This paper has already gather a lot of attention. Are you using the best technique to reduce pulled elbows? This is a systematic review and meta-analysis that includes 7 trials covering a total of 701 patients. None of the trials were high quality. According to their results, hyperpronation is better than the traditional technique of supination-flexion (risk ratio, 0.34; 95% CI, 0.23 to 0.49). The absolute risk difference between maneuvers was 26.4%, which results in a number needed to treat of 3.8. However, looking at those numbers, something seems really wrong with this data. To have an absolute difference of 26% you have to be failing AT LEAST 26% of the time using supination-flexion technique. I have been using this technique for years, and my success rate is very close to 100%. So this paper doesn’t pass the sniff test. I guess if you are just starting out or if you have had a number of failures, you could choose the hyperpronation technique, but if you are getting close to 100% success with supination-flexion like I am, this data should not make you change your practice. They do comment about pain, but honestly kids cry with both techniques and stop in seconds either way, so I’m not sure how they would accurately assess this.
Bottom line: Hyperpronation works for pulled elbows (but so does pronation-supination, or almost anything in my experience).
Tensor bandage only for 5th metatarsal avulsion fractures?
Akimau PI et al. Symptomatic treatment or cast immobilisation for avulsion fractures of the base of the fifth metatarsal: a prospective, randomised, single-blinded non-inferiority controlled trial. The bone & joint journal. 98-B(6):806-11. 2016. PMID: 27235524
This is a prospective, randomized, non-blinded trial comparing a below knee walking cast to tensor bandages (double layer!) for avulsion fractures of the fifth metatarsal (Lawrence and Botte type I). They enrolled 60 adult patients with injuries within 7 days. In both groups, patients were encouraged to bear weight as soon as they could tolerate. They used a previously validated functional outcome score, and found that that the tensor bandage was non-inferior to the cast. Unfortunately, there was a high rate of loss to follow up (40% at 3 months), which adds uncertainty to the results of this small trial.
Bottom line: Tensor bandage may be as good as walking cast for fifth metatarsal avulsion fractures, but this study is too small to promote wholesale practice changes.

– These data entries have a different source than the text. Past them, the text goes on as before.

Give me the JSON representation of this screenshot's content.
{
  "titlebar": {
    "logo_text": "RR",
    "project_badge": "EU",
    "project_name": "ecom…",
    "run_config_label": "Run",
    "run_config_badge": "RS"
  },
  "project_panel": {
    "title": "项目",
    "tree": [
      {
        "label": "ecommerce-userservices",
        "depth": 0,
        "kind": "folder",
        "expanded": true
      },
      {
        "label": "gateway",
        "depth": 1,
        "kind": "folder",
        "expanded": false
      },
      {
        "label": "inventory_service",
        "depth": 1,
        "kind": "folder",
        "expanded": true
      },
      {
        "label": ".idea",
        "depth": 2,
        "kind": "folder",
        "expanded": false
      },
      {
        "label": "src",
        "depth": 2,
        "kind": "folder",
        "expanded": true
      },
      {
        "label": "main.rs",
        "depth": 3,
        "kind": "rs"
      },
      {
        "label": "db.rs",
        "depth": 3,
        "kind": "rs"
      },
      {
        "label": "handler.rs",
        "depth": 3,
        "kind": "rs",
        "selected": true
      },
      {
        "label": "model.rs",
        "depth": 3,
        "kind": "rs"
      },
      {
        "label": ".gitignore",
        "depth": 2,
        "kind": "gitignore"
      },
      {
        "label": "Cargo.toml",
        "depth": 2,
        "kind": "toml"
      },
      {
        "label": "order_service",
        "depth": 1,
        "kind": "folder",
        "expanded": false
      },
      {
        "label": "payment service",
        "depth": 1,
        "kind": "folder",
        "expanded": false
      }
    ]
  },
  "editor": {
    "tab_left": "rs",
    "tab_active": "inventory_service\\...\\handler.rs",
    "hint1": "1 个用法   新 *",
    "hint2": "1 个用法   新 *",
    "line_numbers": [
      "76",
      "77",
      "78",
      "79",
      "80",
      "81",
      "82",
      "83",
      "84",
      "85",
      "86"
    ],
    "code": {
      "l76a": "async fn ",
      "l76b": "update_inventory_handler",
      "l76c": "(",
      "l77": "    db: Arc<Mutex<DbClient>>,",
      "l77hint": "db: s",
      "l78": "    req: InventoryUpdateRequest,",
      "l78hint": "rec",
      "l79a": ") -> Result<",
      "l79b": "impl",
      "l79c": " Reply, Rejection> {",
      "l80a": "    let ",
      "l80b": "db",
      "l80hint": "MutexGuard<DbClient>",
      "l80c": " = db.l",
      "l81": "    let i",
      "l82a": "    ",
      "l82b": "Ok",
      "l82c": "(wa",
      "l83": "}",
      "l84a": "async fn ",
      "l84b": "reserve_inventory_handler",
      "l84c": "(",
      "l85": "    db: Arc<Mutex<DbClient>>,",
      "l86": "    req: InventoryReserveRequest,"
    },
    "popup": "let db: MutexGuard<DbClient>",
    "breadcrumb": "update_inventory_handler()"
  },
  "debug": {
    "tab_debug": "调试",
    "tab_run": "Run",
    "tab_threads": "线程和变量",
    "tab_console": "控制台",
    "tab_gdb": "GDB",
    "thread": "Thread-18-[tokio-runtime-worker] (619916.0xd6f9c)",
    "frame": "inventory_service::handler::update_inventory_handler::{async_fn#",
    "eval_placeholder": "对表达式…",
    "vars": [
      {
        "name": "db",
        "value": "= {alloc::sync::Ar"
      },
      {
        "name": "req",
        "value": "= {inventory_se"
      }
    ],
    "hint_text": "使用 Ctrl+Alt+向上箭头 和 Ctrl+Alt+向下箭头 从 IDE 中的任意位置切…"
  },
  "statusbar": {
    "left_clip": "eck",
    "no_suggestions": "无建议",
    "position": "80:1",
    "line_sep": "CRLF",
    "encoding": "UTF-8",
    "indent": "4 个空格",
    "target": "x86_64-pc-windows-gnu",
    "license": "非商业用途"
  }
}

Osterberg EC, Gaither TW, Awad MA. Correlation between pubic hair grooming and STIs: results from a nationally representative probability sample. Sexually transmitted infections. 2016. PMID: 27920223
Just one of those bits of science that everyone needs to know: “extreme” pubic hair grooming is associated with increased risk of sexually transmitted infections. This is a survey of 7580 Americans asking about grooming habits, sexual behaviours, and STI history. The self-report nature of this data could produce some bias. “Extreme grooming” was defined as removal of all pubic hair more than 11 times per year, and was associated with higher rates of STI (OR 1.8 95% CI 1.4 – 2.2). Of course, (in contrast to the general media reports of this research) this is a classic example of association not equalling causation, as there are many potential confounders in this data. Also, although the difference is statistically significant, the differences may not be so clinically significant (14 vs 18% for any STI).
Bottom line: Keep this data in mind the next time a medical conference brings you to Las Vegas
Cheesy Joke of the Month
Yesterday I swallowed some food coloring. The doctor says I’m fine, but I feel like I’ve dyed a little inside
Morgenstern, J. Articles of the Month (December 2016), First10EM, January 4, 2017. Available at: